New study released on Non-Medical Switching
The study, which entailed two in-person focus groups followed by a national online poll of 800 patients who had endured a non-medical switch, revealed that non-medical switching most often occurs due to the insurer:
- Restricting its formulary to exclude coverage for the patients’ original medicine (41%) or
- Altering coverage in a way that increases patients’ out-of-pocket costs (33%).
Patients most often find out about the switch at the pharmacy counter (48%).
The switch can come as a real blow. Patients reported:
- Placing a high value on having the right medicine (95%)
- Depending upon their original medicine to go about their day-to-day lives (88%)
- That it was tough to find that initial medicine that worked for them (60%).
The situation doesn’t get any better from there. Patients reported a slew of consequences, from an impact on their health to increased health care utilization.
- Nearly 40 percent of patients said the new medicine was not as effective
- Almost 60 percent experienced a complication from the new medication, such as a reemerging disease symptom, a new side effect or an interaction with another medication they take
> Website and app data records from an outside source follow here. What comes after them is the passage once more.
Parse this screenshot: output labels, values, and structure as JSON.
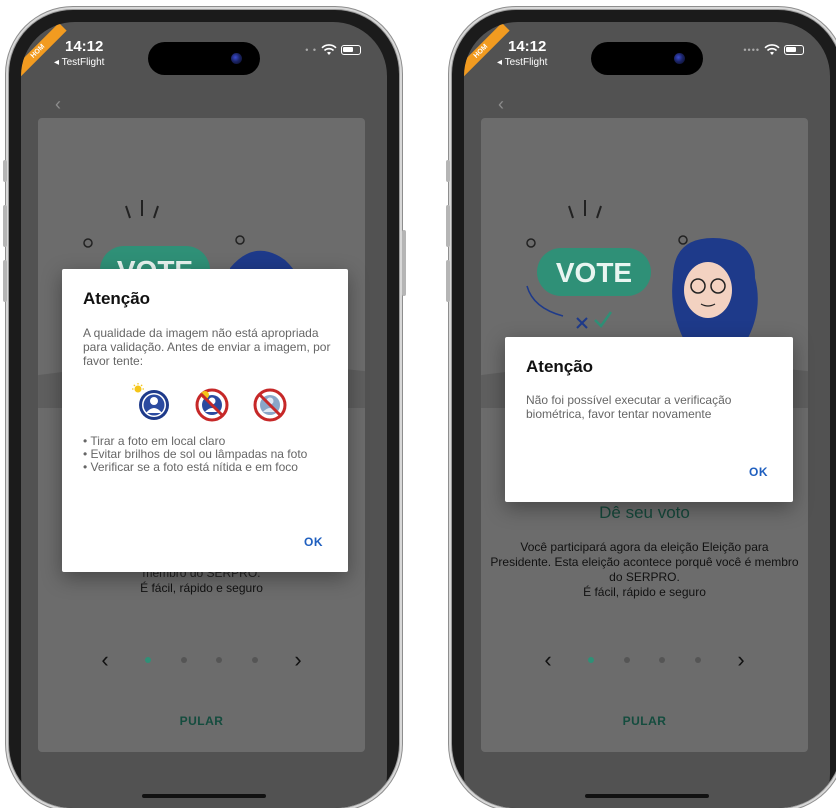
{
  "status": {
    "time": "14:12",
    "app": "◂ TestFlight",
    "ribbon": "HOM"
  },
  "onboarding": {
    "title": "Dê seu voto",
    "description": "Você participará agora da eleição Eleição para Presidente. Esta eleição acontece porquê você é membro do SERPRO.",
    "tagline": "É fácil, rápido e seguro",
    "skip_label": "PULAR",
    "prev_arrow": "‹",
    "next_arrow": "›",
    "illustration_text": "VOTE"
  },
  "dialog_quality": {
    "title": "Atenção",
    "message": "A qualidade da imagem não está apropriada para validação. Antes de enviar a imagem, por favor tente:",
    "tips": [
      "• Tirar a foto em local claro",
      "• Evitar brilhos de sol ou lâmpadas na foto",
      "• Verificar se a foto está nítida e em foco"
    ],
    "ok_label": "OK"
  },
  "dialog_biometric": {
    "title": "Atenção",
    "message": "Não foi possível executar a verificação biométrica, favor tentar novamente",
    "ok_label": "OK"
  },
  "colors": {
    "accent_green": "#2f9077",
    "title_green": "#15473a",
    "ok_blue": "#1f5fbf",
    "prohibit_red": "#c62828",
    "illustration_blue": "#1e3a8a"
  }
}
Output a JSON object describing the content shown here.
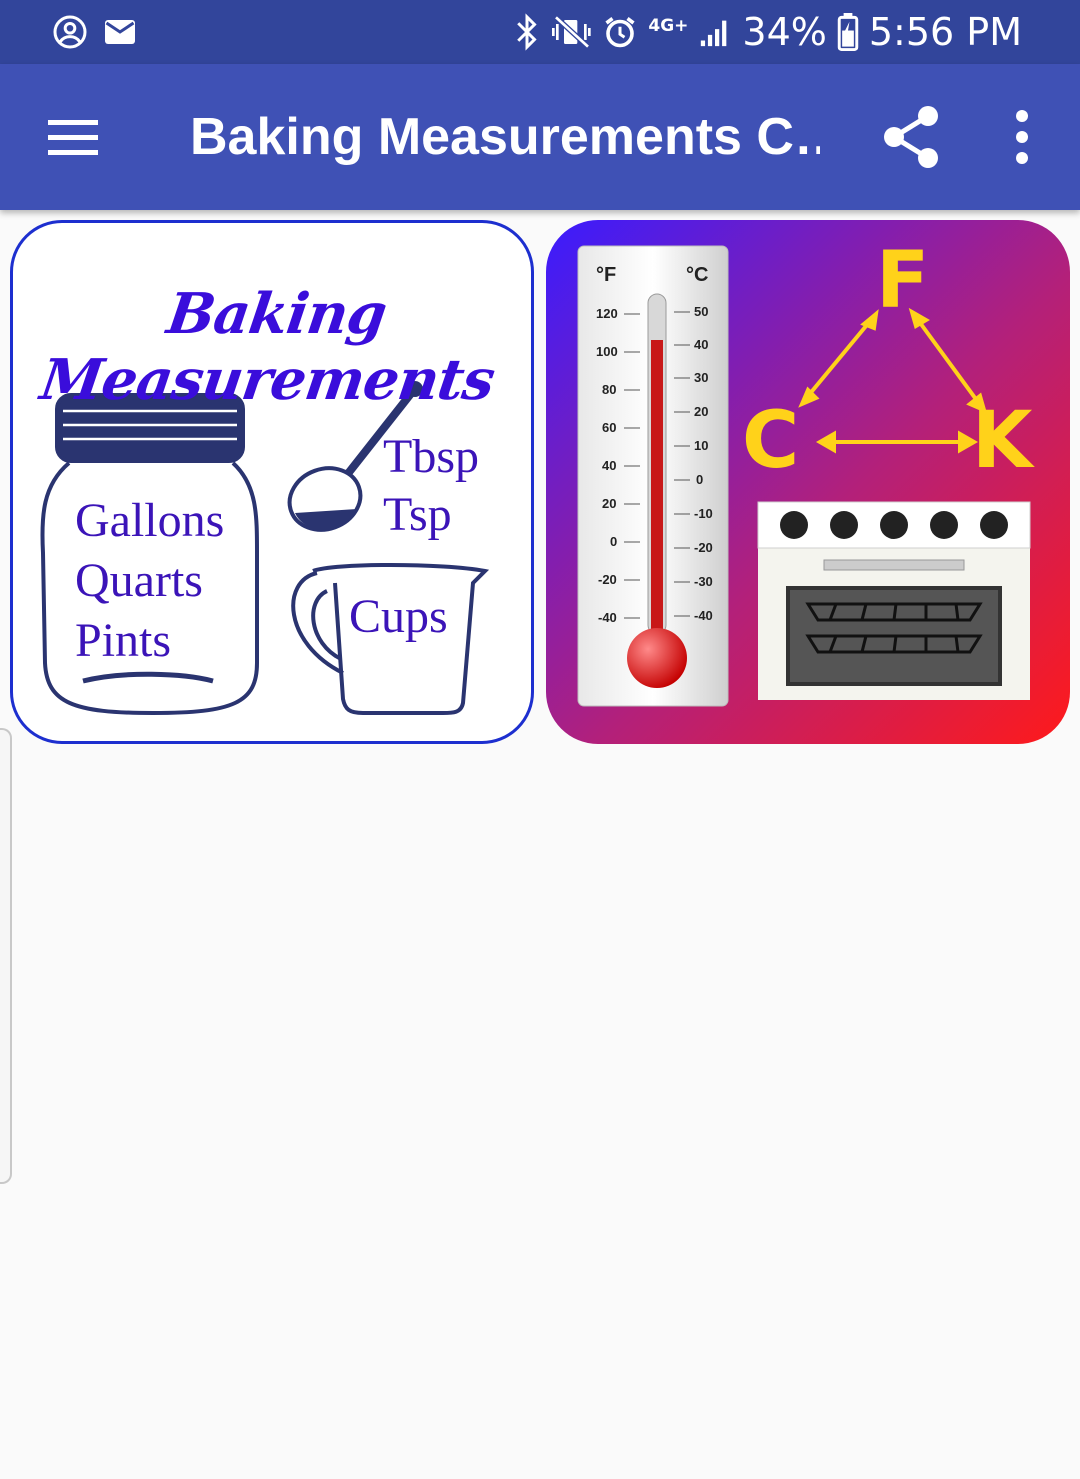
{
  "status_bar": {
    "network": "4G+",
    "battery": "34%",
    "time": "5:56 PM",
    "icons": [
      "account-circle-icon",
      "email-icon",
      "bluetooth-icon",
      "vibrate-icon",
      "alarm-icon",
      "signal-icon",
      "battery-charging-icon"
    ]
  },
  "app_bar": {
    "title": "Baking Measurements C…",
    "icons": [
      "menu-icon",
      "share-icon",
      "more-vert-icon"
    ]
  },
  "cards": {
    "measurements": {
      "title": "Baking Measurements",
      "jar_units": [
        "Gallons",
        "Quarts",
        "Pints"
      ],
      "spoon_units": [
        "Tbsp",
        "Tsp"
      ],
      "cup_unit": "Cups"
    },
    "temperature": {
      "units": {
        "f": "°F",
        "c": "°C"
      },
      "f_scale": [
        "120",
        "100",
        "80",
        "60",
        "40",
        "20",
        "0",
        "-20",
        "-40"
      ],
      "c_scale": [
        "50",
        "40",
        "30",
        "20",
        "10",
        "0",
        "-10",
        "-20",
        "-30",
        "-40"
      ],
      "letters": {
        "f": "F",
        "c": "C",
        "k": "K"
      }
    }
  },
  "colors": {
    "status_bar": "#32459b",
    "app_bar": "#3f51b5",
    "measure_text": "#3b14b8",
    "temp_gradient_start": "#3a1cff",
    "temp_gradient_end": "#ff1a1a",
    "letters": "#ffd21a"
  }
}
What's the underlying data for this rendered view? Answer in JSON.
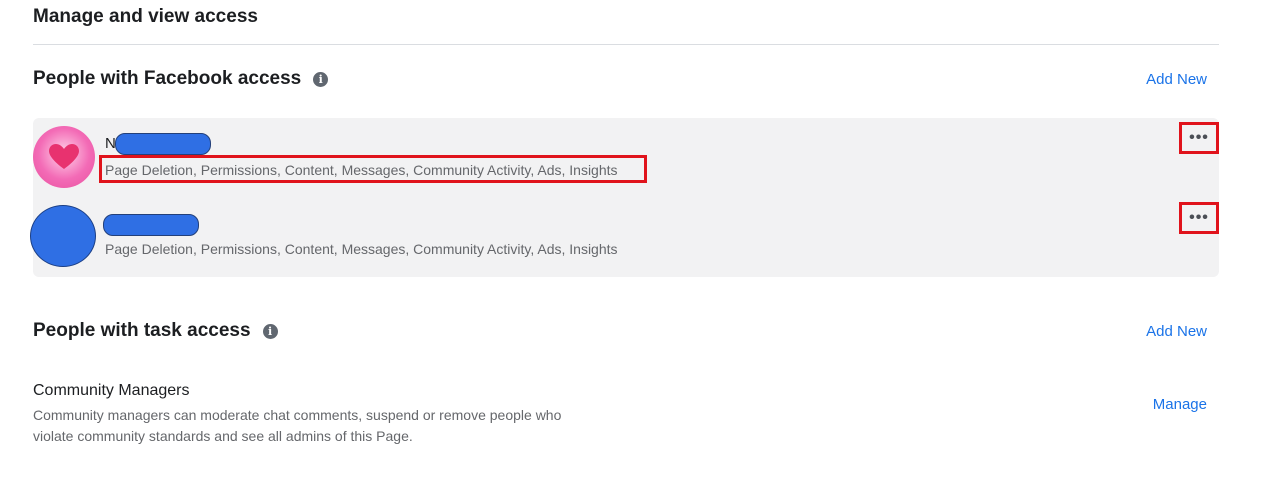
{
  "page": {
    "heading": "Manage and view access"
  },
  "facebook_access": {
    "title": "People with Facebook access",
    "info_icon": "info-icon",
    "add_new_label": "Add New",
    "people": [
      {
        "name_visible": "N",
        "name_redacted": true,
        "avatar": "pink-heart-avatar",
        "permissions": "Page Deletion, Permissions, Content, Messages, Community Activity, Ads, Insights",
        "more_icon": "•••"
      },
      {
        "name_visible": "",
        "name_redacted": true,
        "avatar": "blue-redacted-avatar",
        "permissions": "Page Deletion, Permissions, Content, Messages, Community Activity, Ads, Insights",
        "more_icon": "•••"
      }
    ]
  },
  "task_access": {
    "title": "People with task access",
    "info_icon": "info-icon",
    "add_new_label": "Add New",
    "community_managers": {
      "title": "Community Managers",
      "description_line1": "Community managers can moderate chat comments, suspend or remove people who",
      "description_line2": "violate community standards and see all admins of this Page.",
      "manage_label": "Manage"
    }
  },
  "colors": {
    "link": "#1a73e8",
    "highlight_box": "#e0131b",
    "redaction": "#2f6fe4",
    "row_background": "#f2f2f3"
  }
}
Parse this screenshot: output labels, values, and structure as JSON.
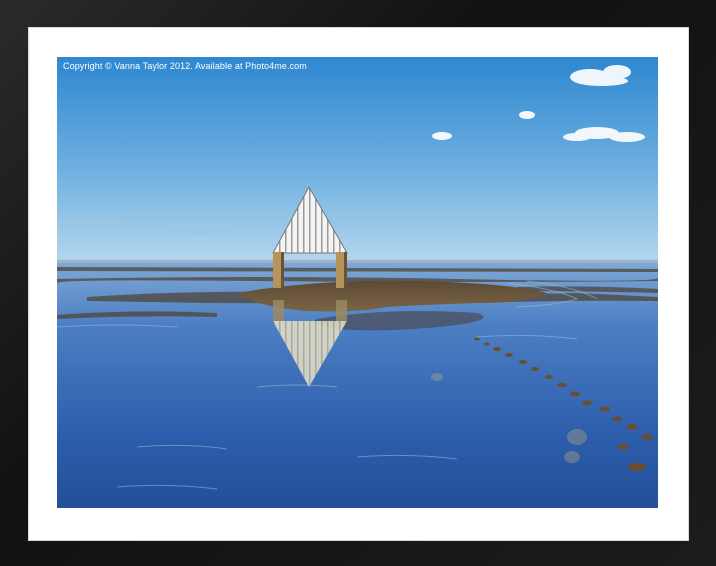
{
  "watermark": {
    "text": "Copyright © Vanna Taylor 2012. Available at Photo4me.com"
  },
  "colors": {
    "frame": "#151515",
    "mat": "#ffffff",
    "sky_top": "#2f86cf",
    "sky_horizon": "#a9cfe9",
    "water": "#2d5fae",
    "sand": "#6e5a3e",
    "shelter_roof": "#f2f2f2",
    "shelter_post": "#b0915a"
  },
  "scene": {
    "subject": "triangular shelter on stilts on a wet beach at low tide",
    "elements": [
      "sky",
      "clouds",
      "horizon",
      "wet-sand",
      "shelter",
      "reflection",
      "footprints"
    ]
  }
}
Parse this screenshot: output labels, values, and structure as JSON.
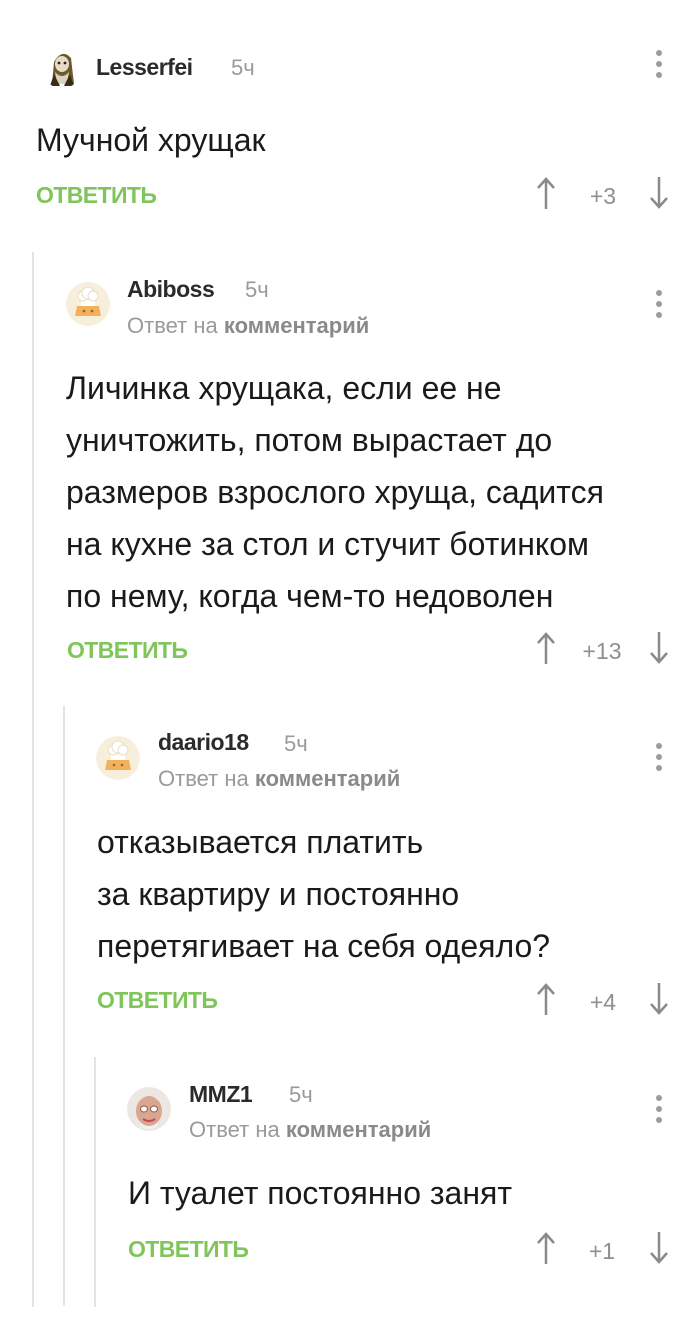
{
  "comments": [
    {
      "author": "Lesserfei",
      "time": "5ч",
      "reply_prefix": "",
      "reply_target": "",
      "text": "Мучной хрущак",
      "reply_label": "ОТВЕТИТЬ",
      "score": "+3",
      "avatar": "character-avatar"
    },
    {
      "author": "Abiboss",
      "time": "5ч",
      "reply_prefix": "Ответ на",
      "reply_target": "комментарий",
      "text": "Личинка хрущака, если ее не\nуничтожить, потом вырастает до\nразмеров взрослого хруща, садится\nна кухне за стол и стучит ботинком\nпо нему, когда чем-то недоволен",
      "reply_label": "ОТВЕТИТЬ",
      "score": "+13",
      "avatar": "default-chef-avatar"
    },
    {
      "author": "daario18",
      "time": "5ч",
      "reply_prefix": "Ответ на",
      "reply_target": "комментарий",
      "text": "отказывается платить\nза квартиру и постоянно\nперетягивает на себя одеяло?",
      "reply_label": "ОТВЕТИТЬ",
      "score": "+4",
      "avatar": "default-chef-avatar"
    },
    {
      "author": "MMZ1",
      "time": "5ч",
      "reply_prefix": "Ответ на",
      "reply_target": "комментарий",
      "text": "И туалет постоянно занят",
      "reply_label": "ОТВЕТИТЬ",
      "score": "+1",
      "avatar": "elder-face-avatar"
    }
  ],
  "colors": {
    "reply_green": "#7fc55a",
    "meta_gray": "#9a9a9a",
    "thread_line": "#e3e3e3"
  }
}
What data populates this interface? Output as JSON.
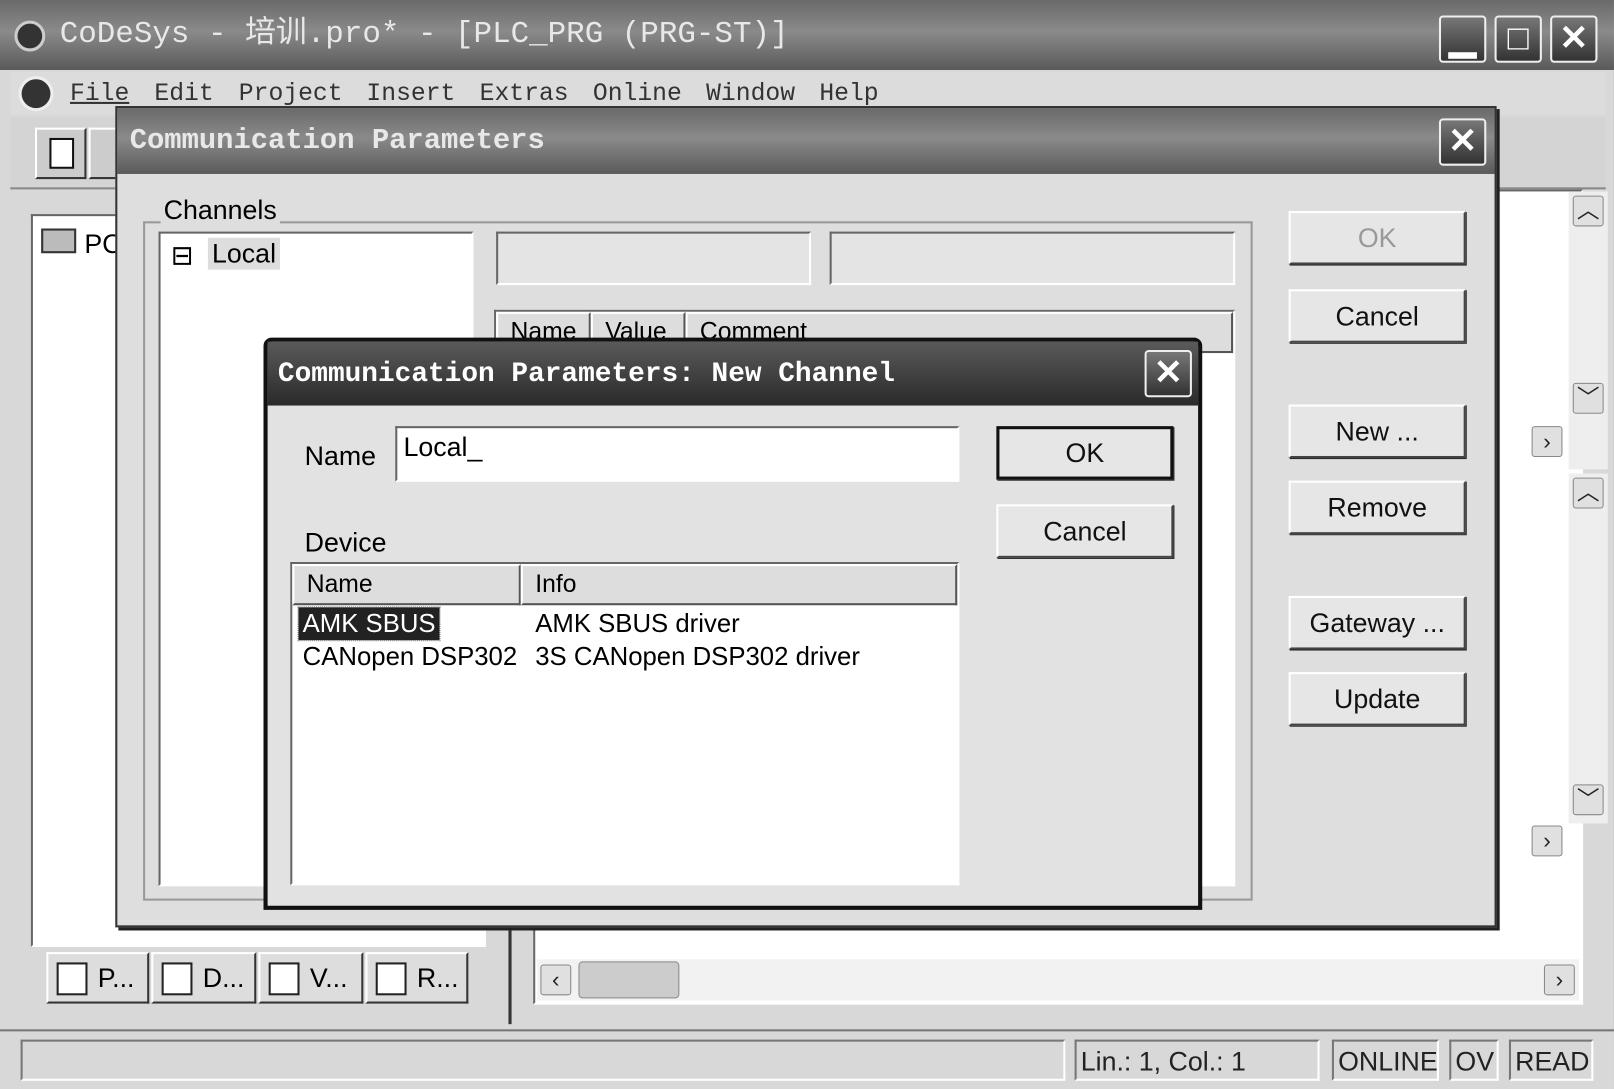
{
  "window": {
    "title": "CoDeSys - 培训.pro* - [PLC_PRG (PRG-ST)]",
    "min": "▁",
    "max": "□",
    "close": "✕"
  },
  "menu": {
    "items": [
      "File",
      "Edit",
      "Project",
      "Insert",
      "Extras",
      "Online",
      "Window",
      "Help"
    ]
  },
  "left_panel": {
    "tree_root": "PO",
    "tabs": [
      "P...",
      "D...",
      "V...",
      "R..."
    ]
  },
  "status": {
    "position": "Lin.: 1, Col.: 1",
    "online": "ONLINE",
    "ov": "OV",
    "read": "READ"
  },
  "comm_dialog": {
    "title": "Communication Parameters",
    "channels_label": "Channels",
    "tree": [
      {
        "label": "Local",
        "expander": "⊟"
      }
    ],
    "table_headers": [
      "Name",
      "Value",
      "Comment"
    ],
    "buttons": {
      "ok": "OK",
      "cancel": "Cancel",
      "new": "New ...",
      "remove": "Remove",
      "gateway": "Gateway ...",
      "update": "Update"
    }
  },
  "new_channel_dialog": {
    "title": "Communication Parameters: New Channel",
    "name_label": "Name",
    "name_value": "Local_",
    "device_label": "Device",
    "ok": "OK",
    "cancel": "Cancel",
    "columns": [
      "Name",
      "Info"
    ],
    "devices": [
      {
        "name": "AMK SBUS",
        "info": "AMK SBUS driver",
        "selected": true
      },
      {
        "name": "CANopen DSP302",
        "info": "3S CANopen DSP302 driver",
        "selected": false
      }
    ]
  }
}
- Nearly one in 10 reported being hospitalized for complications after the switch.